Component data from apps and pages:
Content starts

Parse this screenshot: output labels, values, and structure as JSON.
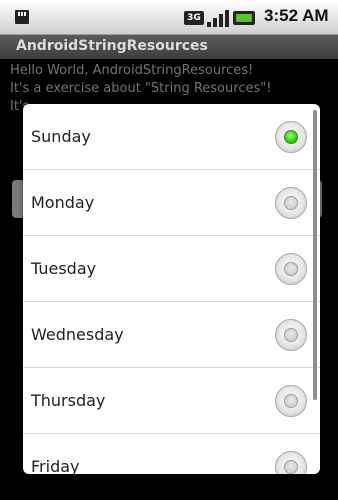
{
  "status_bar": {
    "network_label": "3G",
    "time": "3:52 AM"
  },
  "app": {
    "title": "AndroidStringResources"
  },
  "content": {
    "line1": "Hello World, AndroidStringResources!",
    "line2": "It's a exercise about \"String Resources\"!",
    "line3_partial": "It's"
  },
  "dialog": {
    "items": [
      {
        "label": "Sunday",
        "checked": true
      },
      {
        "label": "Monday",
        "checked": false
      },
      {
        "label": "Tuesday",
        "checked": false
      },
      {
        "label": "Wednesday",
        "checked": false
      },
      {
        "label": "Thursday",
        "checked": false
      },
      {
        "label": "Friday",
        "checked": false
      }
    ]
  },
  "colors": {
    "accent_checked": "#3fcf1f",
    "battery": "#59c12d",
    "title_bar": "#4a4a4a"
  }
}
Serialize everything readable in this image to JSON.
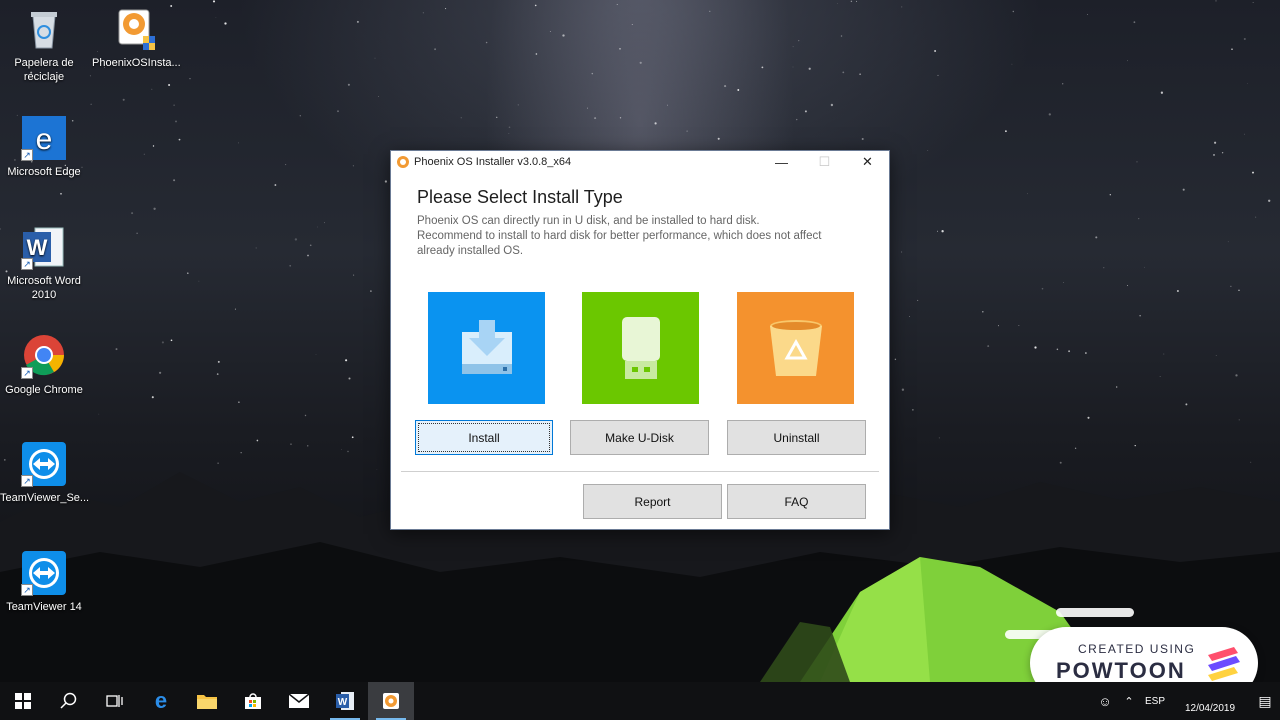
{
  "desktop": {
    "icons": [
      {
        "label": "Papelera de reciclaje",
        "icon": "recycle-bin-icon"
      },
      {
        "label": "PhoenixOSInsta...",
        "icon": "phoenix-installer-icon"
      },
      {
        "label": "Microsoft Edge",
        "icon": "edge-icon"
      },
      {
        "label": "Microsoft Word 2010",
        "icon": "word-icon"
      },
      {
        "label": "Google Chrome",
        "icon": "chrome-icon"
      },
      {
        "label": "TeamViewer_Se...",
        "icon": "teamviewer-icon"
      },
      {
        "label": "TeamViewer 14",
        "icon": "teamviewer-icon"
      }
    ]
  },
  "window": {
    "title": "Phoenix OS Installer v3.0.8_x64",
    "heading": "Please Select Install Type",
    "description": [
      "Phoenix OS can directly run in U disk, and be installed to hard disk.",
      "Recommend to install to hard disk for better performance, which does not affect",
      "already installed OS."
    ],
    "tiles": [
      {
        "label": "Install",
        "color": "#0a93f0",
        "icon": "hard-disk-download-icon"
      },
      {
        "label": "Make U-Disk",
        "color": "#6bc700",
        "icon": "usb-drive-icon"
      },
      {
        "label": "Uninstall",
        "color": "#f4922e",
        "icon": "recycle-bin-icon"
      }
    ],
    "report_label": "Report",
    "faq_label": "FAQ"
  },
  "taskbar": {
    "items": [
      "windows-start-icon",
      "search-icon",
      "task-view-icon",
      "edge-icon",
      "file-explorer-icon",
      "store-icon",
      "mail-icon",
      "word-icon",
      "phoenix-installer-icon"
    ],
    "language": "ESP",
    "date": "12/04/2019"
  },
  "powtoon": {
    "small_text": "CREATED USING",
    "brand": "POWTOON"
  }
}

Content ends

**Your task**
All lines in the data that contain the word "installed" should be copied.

**Result**
      "Phoenix OS can directly run in U disk, and be installed to hard disk.",
      "already installed OS."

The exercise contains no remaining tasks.